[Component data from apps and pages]
=== Begin Enclosure ===

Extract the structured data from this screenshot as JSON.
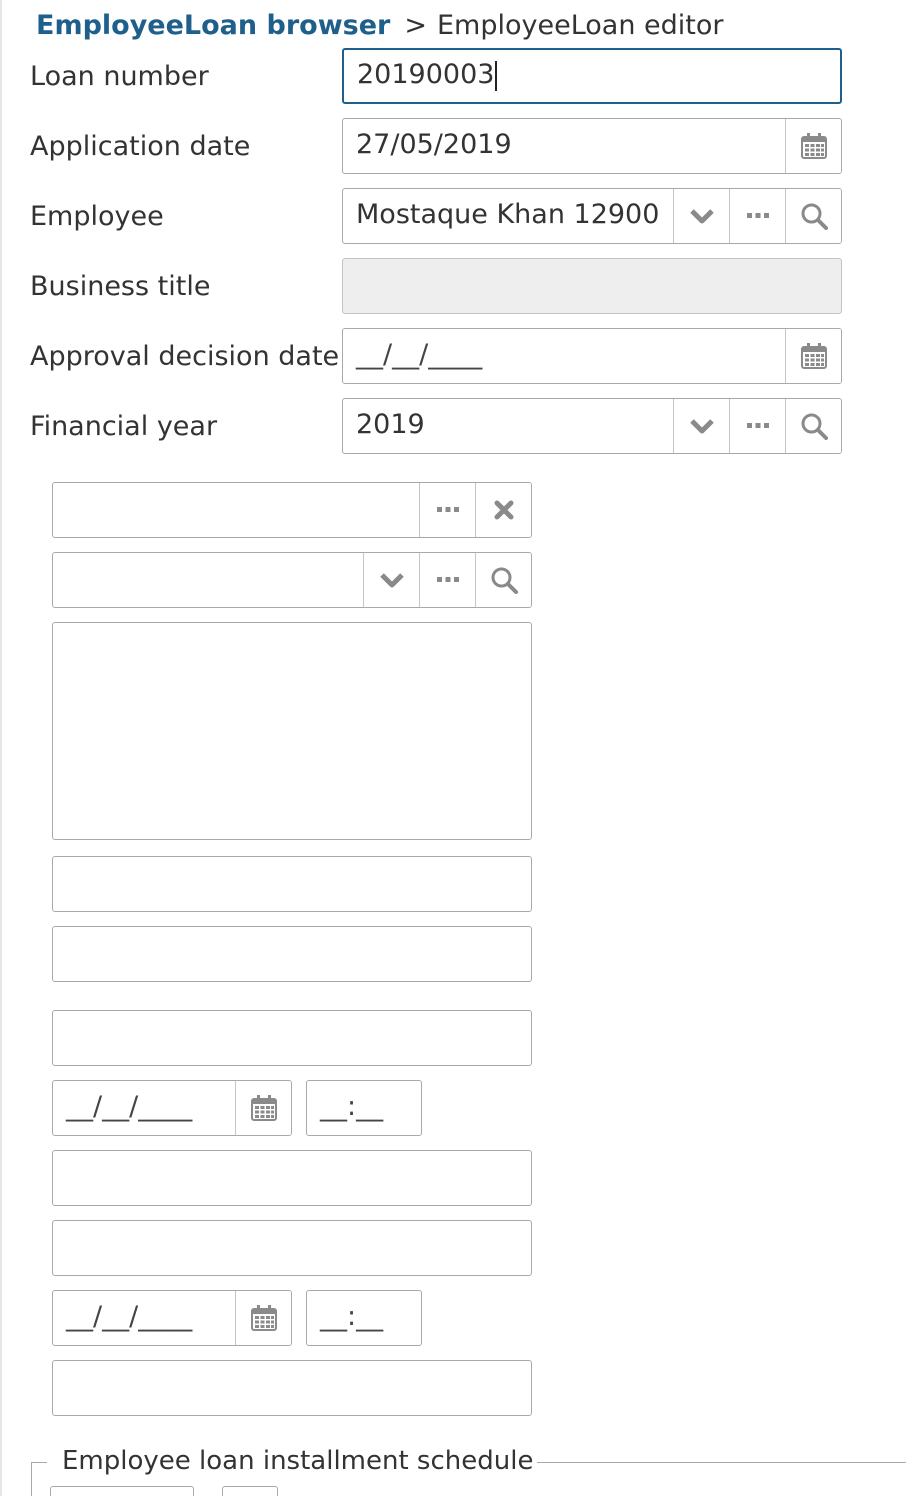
{
  "breadcrumb": {
    "browser_link": "EmployeeLoan browser",
    "separator": ">",
    "current": "EmployeeLoan editor"
  },
  "form": {
    "loan_number": {
      "label": "Loan number",
      "value": "20190003"
    },
    "application_date": {
      "label": "Application date",
      "value": "27/05/2019"
    },
    "employee": {
      "label": "Employee",
      "value": "Mostaque Khan 12900"
    },
    "business_title": {
      "label": "Business title",
      "value": ""
    },
    "approval_decision_date": {
      "label": "Approval decision date",
      "value": "__/__/____"
    },
    "financial_year": {
      "label": "Financial year",
      "value": "2019"
    }
  },
  "unlabeled": {
    "date_mask_1": "__/__/____",
    "time_mask_1": "__:__",
    "date_mask_2": "__/__/____",
    "time_mask_2": "__:__"
  },
  "section": {
    "installment_schedule_legend": "Employee loan installment schedule"
  },
  "icons": {
    "calendar": "calendar-icon",
    "dropdown": "chevron-down-icon",
    "more": "ellipsis-icon",
    "search": "search-icon",
    "clear": "close-icon"
  },
  "colors": {
    "link": "#1f5f8b",
    "focus_border": "#1f5f8b",
    "border": "#a9a9a9",
    "readonly_bg": "#eeeeee",
    "icon": "#8a8a8a"
  }
}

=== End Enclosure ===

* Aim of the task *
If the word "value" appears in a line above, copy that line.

* Response area *
      "value": "20190003"
      "value": "27/05/2019"
      "value": "Mostaque Khan 12900"
      "value": ""
      "value": "__/__/____"
      "value": "2019"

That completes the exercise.